[Records supplied]
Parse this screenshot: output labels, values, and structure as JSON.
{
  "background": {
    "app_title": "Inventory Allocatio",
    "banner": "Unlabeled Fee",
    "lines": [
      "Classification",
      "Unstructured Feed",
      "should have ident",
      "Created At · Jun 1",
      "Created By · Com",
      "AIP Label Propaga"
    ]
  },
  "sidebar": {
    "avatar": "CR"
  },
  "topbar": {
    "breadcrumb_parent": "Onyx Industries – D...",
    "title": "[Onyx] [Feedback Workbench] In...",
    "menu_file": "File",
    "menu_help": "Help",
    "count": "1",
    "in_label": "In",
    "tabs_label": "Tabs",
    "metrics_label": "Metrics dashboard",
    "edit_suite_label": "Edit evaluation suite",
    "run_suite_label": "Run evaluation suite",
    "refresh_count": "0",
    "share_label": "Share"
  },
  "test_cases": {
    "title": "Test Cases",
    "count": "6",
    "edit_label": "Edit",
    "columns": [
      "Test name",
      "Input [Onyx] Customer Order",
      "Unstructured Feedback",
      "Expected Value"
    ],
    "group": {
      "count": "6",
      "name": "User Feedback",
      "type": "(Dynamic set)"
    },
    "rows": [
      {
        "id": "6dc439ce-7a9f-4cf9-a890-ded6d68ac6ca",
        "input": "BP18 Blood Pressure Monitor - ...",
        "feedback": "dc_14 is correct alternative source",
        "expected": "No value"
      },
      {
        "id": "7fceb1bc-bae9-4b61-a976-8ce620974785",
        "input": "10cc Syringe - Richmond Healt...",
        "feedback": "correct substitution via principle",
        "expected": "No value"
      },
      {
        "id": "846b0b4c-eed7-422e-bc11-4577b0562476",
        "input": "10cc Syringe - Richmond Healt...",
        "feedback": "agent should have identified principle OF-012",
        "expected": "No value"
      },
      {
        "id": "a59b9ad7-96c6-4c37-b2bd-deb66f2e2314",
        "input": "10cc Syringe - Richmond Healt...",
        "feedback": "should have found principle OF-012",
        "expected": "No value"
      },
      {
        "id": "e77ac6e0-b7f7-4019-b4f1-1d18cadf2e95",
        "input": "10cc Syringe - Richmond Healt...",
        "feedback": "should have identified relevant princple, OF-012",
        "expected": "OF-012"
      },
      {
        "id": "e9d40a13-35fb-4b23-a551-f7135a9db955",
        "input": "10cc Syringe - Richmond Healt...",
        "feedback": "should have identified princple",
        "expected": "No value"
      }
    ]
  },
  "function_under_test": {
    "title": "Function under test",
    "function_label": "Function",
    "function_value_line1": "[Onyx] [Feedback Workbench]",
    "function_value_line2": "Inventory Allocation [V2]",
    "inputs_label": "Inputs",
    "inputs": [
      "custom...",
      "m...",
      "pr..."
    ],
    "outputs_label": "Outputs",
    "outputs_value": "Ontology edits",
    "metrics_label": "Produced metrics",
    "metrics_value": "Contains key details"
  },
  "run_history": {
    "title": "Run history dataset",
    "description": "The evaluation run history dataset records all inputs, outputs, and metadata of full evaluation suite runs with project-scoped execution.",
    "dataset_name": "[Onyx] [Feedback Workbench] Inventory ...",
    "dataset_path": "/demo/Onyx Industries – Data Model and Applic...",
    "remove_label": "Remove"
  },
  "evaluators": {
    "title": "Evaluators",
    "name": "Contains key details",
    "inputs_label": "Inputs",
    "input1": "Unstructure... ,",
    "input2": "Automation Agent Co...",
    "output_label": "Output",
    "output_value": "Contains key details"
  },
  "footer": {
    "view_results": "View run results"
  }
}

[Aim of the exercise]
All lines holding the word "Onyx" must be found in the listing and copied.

[Answer to this problem]
    "breadcrumb_parent": "Onyx Industries – D...",
    "title": "[Onyx] [Feedback Workbench] In...",
      "Input [Onyx] Customer Order",
    "function_value_line1": "[Onyx] [Feedback Workbench]",
    "dataset_name": "[Onyx] [Feedback Workbench] Inventory ...",
    "dataset_path": "/demo/Onyx Industries – Data Model and Applic...",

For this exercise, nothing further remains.